-- PROBLEM TO SOLVE --
Look for the string "with" in the listing below and copy every line in which it appears.

-- SUPPLIED DATA --
Segment Open
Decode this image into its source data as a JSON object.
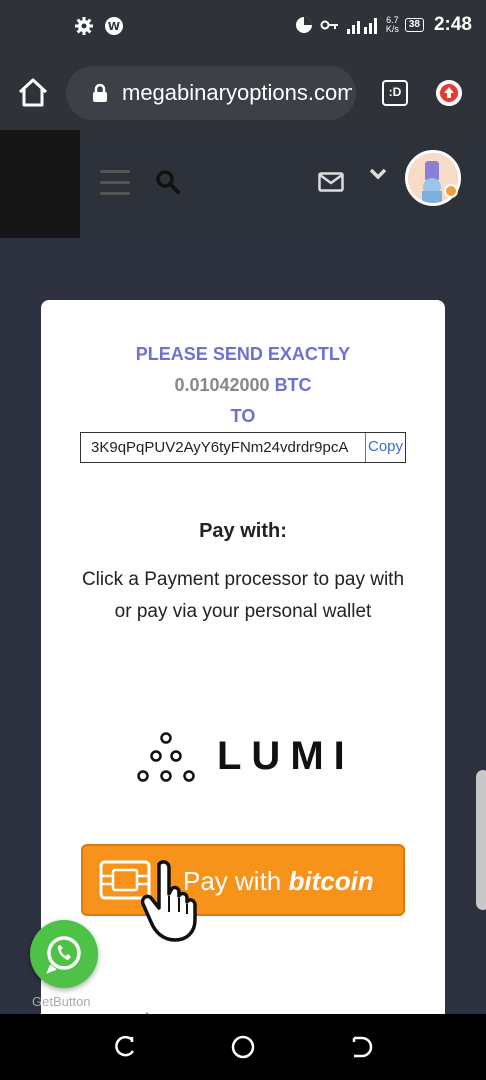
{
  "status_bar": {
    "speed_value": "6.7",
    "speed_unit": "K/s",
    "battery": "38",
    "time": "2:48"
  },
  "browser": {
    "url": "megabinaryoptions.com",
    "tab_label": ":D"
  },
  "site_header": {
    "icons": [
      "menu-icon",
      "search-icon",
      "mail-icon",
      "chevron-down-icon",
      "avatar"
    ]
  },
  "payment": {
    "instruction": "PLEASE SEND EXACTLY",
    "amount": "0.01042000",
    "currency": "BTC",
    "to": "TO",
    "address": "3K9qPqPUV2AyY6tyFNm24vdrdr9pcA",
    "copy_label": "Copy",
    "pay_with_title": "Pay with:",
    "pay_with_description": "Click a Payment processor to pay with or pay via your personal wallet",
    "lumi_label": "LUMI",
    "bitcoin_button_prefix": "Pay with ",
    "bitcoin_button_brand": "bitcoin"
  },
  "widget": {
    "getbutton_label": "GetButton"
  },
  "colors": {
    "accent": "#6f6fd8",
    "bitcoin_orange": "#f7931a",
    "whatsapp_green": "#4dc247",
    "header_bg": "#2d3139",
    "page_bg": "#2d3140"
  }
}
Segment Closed
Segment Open
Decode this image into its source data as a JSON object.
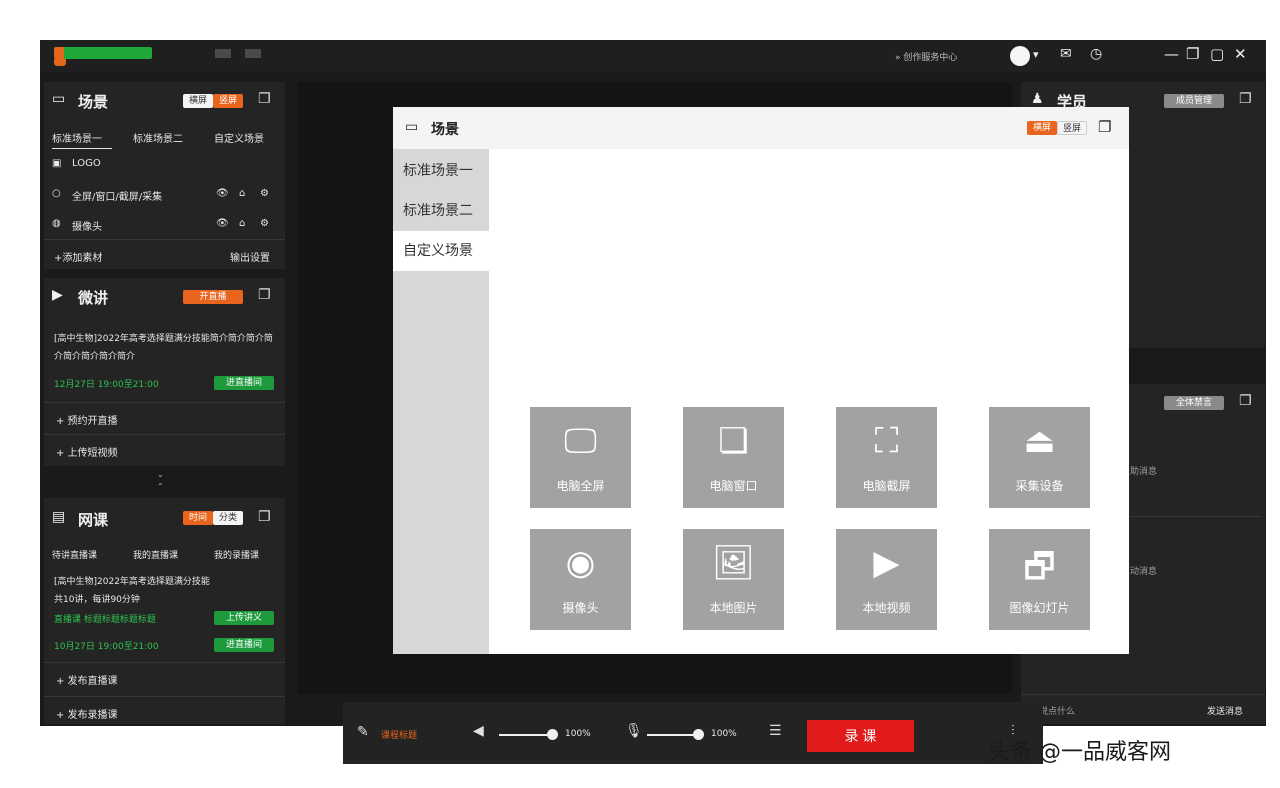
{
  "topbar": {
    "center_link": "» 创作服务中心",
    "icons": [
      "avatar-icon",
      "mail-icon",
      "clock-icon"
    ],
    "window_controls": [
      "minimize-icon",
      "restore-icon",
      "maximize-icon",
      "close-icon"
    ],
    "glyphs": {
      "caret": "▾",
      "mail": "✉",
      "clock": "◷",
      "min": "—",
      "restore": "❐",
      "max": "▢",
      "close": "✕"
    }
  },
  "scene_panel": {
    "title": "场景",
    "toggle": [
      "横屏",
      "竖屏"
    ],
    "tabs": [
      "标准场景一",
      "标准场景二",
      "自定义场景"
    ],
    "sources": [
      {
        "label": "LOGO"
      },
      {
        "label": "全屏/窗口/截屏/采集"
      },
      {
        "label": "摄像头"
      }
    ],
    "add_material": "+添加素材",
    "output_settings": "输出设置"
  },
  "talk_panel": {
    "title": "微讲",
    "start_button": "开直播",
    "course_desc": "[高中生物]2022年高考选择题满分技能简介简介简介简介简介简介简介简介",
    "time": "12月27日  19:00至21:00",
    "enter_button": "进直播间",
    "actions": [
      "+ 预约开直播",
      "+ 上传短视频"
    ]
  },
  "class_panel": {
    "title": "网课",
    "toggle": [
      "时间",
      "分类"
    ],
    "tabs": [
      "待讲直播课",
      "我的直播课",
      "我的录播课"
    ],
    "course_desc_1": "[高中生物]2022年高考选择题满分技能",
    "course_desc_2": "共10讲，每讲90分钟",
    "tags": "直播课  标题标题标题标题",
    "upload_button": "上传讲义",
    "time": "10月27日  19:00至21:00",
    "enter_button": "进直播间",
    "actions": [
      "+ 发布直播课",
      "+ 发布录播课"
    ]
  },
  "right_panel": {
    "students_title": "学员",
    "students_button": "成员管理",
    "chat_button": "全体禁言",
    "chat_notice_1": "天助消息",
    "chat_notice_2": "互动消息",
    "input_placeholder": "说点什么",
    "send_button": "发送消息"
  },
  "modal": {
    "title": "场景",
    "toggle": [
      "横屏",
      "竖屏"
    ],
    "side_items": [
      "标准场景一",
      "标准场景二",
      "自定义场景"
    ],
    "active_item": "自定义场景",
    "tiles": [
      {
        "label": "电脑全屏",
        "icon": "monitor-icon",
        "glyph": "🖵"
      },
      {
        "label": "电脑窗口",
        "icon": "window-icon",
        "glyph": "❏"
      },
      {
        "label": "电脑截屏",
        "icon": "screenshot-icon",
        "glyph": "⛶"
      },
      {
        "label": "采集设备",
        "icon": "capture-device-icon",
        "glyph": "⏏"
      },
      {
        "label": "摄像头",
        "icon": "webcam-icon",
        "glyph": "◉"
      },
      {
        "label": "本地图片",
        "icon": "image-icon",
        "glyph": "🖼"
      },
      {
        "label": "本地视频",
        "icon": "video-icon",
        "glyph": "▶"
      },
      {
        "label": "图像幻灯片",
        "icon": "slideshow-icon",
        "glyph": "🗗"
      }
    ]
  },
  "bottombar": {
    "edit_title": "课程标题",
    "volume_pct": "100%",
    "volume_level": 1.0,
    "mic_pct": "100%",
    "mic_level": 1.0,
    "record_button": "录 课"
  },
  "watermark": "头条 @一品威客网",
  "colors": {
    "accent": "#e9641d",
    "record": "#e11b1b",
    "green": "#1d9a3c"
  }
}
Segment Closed
-- WRITTEN ANSWER --
    "pay_with_title": "Pay with:",
    "pay_with_description": "Click a Payment processor to pay with or pay via your personal wallet",
    "bitcoin_button_prefix": "Pay with ",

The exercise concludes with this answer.